Redon’s marriage to Camille Falte in 1880 marked a change in his fortunes and his life was much happier from then on. In Paris he became close friends with Gauguin whose use of bold colours ‘inspired Redon away from his ‘black’ works.’ He was 50 when he started to paint in colour and his use of colour was sensational. It was a complete change from the dark period. Now his art was full of ‘joyful optimistic images’, portraits, flowers and colour fantasies. He was looked up to by a group of artists – the Nabis – as one who almost alone had ‘pursued an expressive and spiritual art.’ Closed Eyes, showing a woman’s head and modelled on his wife, is one of his first oils and is a ‘metaphor for spiritual awareness.’ It shows Redon’s great interest in the inner life.
(The above information is from The Great Artists, pp 2593-2624 (Marshall Cavendish1995)

Dried grass stalk
(Photo: Scott Murray)

An example of the ‘seeking’ artist
For me, Redon is an example of the artist who is on a spiritual quest. There have been many other artists like him through the ages. How far these artists get to the truth about reality is another matter. But one thing is certain: they create great beauty in the process of the search. Redon is a prime example. This, for me, is the God image within, informed by ‘common grace.’ Although the Fall has obscured the image, people, including artists, keep searching. Unfortunately, often the search takes place against the background of general revelation, i.e. the revelation of God in ‘nature.’ The special revelation by God of Himself in the Bible is ignored, or even despised. So, despite creating beauty (guaranteed by the laws of reality) the real truth is never reached; the truth as revealed in Christ Jesus. And that is true whether the search is within or without, i.e. relying on the self or ‘nature’; simply because only God can reveal Himself.

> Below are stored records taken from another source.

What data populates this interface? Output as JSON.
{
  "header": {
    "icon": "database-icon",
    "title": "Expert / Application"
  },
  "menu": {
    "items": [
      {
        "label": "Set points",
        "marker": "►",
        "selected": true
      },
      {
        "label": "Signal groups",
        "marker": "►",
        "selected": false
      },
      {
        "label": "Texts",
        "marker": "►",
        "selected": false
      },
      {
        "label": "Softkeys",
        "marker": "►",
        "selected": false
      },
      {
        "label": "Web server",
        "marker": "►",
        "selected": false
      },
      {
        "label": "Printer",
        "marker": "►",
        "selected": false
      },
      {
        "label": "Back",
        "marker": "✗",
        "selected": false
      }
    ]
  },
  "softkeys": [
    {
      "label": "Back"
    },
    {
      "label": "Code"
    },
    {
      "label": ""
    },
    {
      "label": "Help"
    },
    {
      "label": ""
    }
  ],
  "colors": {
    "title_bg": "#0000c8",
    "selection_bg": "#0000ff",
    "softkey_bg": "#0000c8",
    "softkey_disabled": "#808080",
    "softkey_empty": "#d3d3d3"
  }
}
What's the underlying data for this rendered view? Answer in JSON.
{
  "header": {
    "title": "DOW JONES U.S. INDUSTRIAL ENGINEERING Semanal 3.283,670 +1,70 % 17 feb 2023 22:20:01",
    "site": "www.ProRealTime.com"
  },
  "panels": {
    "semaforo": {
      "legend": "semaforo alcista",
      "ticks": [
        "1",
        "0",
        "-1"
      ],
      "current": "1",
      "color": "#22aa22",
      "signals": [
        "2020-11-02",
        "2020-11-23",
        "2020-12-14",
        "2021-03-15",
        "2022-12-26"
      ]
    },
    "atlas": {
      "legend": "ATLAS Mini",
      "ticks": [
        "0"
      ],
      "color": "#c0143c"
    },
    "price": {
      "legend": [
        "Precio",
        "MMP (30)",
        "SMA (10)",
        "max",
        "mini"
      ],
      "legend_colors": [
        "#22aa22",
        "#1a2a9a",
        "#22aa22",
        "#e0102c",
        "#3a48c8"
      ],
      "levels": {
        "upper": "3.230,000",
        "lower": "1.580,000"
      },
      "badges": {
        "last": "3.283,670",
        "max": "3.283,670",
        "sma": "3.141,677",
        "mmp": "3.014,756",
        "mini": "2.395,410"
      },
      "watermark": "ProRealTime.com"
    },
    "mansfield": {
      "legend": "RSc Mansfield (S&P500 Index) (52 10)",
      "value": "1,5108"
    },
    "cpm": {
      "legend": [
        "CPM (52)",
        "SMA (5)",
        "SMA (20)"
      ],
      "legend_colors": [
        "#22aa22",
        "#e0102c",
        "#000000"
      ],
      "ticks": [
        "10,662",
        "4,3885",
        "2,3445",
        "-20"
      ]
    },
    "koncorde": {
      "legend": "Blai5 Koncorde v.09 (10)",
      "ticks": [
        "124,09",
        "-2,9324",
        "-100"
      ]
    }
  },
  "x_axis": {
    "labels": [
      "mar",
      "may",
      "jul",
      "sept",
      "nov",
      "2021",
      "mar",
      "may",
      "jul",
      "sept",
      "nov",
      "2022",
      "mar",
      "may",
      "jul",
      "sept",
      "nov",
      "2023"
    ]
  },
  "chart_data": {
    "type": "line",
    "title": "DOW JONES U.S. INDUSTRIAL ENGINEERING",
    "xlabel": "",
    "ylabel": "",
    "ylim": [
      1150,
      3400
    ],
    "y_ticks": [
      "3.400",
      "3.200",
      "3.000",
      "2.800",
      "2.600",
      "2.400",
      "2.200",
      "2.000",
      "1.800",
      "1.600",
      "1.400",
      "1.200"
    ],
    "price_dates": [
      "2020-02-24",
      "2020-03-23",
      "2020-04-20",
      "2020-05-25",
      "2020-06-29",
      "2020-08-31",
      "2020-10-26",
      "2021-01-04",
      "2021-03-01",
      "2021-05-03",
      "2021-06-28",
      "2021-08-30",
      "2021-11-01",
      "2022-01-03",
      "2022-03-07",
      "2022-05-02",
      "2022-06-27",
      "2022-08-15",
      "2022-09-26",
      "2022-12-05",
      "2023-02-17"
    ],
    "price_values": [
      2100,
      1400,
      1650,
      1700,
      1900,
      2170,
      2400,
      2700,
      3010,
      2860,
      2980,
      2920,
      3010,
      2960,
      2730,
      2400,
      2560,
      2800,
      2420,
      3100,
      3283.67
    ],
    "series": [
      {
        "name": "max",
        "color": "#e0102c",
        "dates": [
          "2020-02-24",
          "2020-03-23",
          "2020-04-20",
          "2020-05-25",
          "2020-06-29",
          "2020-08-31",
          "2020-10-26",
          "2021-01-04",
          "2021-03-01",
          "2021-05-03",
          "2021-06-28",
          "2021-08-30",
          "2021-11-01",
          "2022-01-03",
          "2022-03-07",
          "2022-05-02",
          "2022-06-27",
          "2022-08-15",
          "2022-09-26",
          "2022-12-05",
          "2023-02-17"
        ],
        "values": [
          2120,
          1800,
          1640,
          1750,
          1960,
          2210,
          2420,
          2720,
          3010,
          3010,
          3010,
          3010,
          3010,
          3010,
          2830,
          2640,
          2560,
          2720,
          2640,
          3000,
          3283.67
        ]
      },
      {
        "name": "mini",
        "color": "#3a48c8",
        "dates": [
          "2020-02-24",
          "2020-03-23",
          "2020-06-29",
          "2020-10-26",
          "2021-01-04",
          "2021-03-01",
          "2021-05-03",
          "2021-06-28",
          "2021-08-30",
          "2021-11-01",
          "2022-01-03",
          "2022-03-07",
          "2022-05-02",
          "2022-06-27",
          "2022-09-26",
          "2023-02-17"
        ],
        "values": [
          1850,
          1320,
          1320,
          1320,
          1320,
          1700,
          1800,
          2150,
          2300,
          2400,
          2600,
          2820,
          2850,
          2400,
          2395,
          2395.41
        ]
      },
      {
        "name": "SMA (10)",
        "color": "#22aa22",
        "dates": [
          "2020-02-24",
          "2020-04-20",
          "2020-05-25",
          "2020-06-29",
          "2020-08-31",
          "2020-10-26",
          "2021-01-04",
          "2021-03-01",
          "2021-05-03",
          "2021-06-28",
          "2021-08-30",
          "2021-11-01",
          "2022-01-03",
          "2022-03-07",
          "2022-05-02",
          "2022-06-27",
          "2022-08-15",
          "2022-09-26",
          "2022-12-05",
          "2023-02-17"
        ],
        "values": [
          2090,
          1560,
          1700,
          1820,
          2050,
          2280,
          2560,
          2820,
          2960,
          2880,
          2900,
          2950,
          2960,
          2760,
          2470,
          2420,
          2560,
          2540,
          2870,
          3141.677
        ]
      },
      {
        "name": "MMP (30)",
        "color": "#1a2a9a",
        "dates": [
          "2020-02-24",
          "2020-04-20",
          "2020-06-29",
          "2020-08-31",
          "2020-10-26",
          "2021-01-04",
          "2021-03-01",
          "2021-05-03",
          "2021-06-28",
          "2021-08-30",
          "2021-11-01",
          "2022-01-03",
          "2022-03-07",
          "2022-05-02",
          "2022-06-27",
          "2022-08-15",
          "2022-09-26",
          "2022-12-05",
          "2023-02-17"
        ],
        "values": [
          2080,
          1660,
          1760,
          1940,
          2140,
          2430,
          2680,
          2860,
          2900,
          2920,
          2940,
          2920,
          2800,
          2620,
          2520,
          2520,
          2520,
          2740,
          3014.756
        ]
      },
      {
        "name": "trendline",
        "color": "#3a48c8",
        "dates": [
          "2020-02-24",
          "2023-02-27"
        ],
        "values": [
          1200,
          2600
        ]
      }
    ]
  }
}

Sùilean Dùinte (1890)
(le Odilon Redon)

Ìomhaigh stèidhicht’ air do mhnaoi fhèin,
‘s tha an ceann cho soillseach ciùin,
Na sùilean dùint’ ann an ùrnaigh
A’ sireadh an spiorad iùil

Sa chridhe, chan ann san àrainn,
Agus taosgaidh o seo a-mach
Iarmailt dhathan làidir àlainn
An àite na lithean brònach

Iargalt’ a lìon dealbh do bheatha
Gu ruige seo. Spreadhaidh dath
Bhod làimh mar fhalaisg, an tùrsa
A’ tionndadh gu nithean math.

Seo an ceann air a bheil solas
A’ dòrtadh mar bho ghrèin,
A’ gealltainn dhut làithean sòlais
Le flùraichean ‘s dealain-dè.

Closed Eyes (1890)

An image based on your own wife, / the head calm, effulgent, / the eyes closed as if in prayer / seeking the master spirit

In the heart, not in the environs, / and from now there will burst / a sky of strong vibrant colours / instead of the sombre, macabre

Shades that portrayed your life / till now. Colours will explode / from your hand like moor-burning, the sorrow / changing to good things.

This is the head on which the light pours / as if from the sun / your promise of golden days / of flowers and butterflies.

(Copyright: Maoilios Caimbeul)

Welsh poppy that lost its petals
(Photo: Scott Murray)